I went to my 5th trapeze class tonight:
I’ve had good, productive classes and less productive classes. I’ve learned some tricks fast, and others are coming slower. Like anytime I’m learning a new skill, I have to find the right emotional mix to do my best work.
I thought it would be faking confidence, the way it is with public speaking or singing opera. Then I thought it would be a physical warm-up ritual, like wrestling or karate.
It turns out its much simpler: I fly better when I’m scared. It’s the first sport I’ve done where I’m supposed to be tense, to hold my body tight. I can’t think, nothing I’m doing is more than the 10 steps I can easily hold in my RAM, and so letting the fear–of heights, of falling, of the wobbly ladder or the crowd of people–overwhelm me gets me focused. I listen to my blood pound, let my hands shake, let my face do whatever it does when I’m scared.
I let myself feel the fear and then my monkey-brain kicks in as soon as I’m swinging, and I don’t let go until someone I trust tells me to. It’s quiet up there, not because I’m concentrating hard but because focusing on what I’m feeling gives me space between that and what I’m thinking.
A new instructor and I were chatting while the woman before me finished. I said I appreciated trapeze because I can’t think about anything else when I’m doing it. He said:
“It quiets the voices in the head.”
That sounds about right to me, but it quiets them in a way I’m not used to. It’s not muffling them the way I can when I focus on quiet, and it’s not displacing them, the way that happens when I’ve had a drink. It’s like my fear is bigger and badder than any of my other worries, and so my brain executes a priority queue and makes everything necessary to getting safely to the ground the only thing I think about.

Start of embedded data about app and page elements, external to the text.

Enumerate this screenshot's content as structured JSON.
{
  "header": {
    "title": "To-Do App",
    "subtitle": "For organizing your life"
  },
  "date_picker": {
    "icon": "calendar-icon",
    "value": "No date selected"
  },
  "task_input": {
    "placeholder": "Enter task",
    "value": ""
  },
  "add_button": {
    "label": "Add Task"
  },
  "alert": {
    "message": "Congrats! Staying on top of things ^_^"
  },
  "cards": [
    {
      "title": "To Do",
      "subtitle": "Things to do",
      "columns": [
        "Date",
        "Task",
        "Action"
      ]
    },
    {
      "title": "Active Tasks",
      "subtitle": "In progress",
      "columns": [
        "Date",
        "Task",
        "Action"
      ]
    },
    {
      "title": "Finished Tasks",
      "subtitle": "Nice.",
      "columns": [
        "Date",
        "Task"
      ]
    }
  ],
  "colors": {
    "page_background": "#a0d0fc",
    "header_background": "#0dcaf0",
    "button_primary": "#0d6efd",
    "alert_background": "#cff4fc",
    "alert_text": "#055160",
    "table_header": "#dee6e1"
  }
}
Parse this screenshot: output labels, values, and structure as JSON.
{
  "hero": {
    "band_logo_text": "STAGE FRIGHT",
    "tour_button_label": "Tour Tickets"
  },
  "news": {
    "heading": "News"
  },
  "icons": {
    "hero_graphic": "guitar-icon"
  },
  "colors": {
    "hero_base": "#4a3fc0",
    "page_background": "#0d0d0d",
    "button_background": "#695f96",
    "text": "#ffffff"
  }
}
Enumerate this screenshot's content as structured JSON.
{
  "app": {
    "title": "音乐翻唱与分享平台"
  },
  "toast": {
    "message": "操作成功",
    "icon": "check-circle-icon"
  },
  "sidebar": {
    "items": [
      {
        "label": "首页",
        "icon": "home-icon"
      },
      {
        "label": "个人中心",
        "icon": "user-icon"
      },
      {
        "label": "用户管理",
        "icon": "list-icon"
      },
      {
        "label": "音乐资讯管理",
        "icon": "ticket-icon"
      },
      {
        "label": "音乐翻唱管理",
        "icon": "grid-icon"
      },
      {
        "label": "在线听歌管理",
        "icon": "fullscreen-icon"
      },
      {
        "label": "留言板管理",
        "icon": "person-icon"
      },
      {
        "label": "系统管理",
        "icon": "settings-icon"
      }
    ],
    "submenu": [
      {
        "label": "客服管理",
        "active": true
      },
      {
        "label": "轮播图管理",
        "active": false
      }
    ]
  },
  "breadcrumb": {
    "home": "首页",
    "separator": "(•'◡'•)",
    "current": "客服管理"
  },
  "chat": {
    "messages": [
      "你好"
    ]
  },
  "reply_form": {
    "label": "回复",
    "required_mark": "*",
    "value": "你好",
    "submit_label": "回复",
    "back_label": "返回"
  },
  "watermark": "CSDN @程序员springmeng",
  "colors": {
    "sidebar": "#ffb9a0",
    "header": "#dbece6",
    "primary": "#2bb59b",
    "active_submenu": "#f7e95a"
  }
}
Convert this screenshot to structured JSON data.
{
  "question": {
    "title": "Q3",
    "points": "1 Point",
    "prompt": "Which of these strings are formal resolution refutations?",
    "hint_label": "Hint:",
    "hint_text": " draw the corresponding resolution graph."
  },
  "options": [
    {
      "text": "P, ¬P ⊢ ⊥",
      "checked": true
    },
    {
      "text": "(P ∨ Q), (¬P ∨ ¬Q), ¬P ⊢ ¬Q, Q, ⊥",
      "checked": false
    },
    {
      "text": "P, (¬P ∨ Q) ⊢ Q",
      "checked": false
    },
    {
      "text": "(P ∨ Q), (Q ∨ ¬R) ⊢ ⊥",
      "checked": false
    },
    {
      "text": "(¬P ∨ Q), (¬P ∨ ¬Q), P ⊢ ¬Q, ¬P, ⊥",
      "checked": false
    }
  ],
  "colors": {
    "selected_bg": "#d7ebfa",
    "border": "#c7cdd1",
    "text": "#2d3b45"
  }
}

There are other things I love about flying. The feeling of the sweep, the trust in the instructors, TSNY’s lovely policy of positive reinforcement, the friends. But I love the quiet in the air the most.
“( i know i am because i said am, my body is home)”–Mary Lambert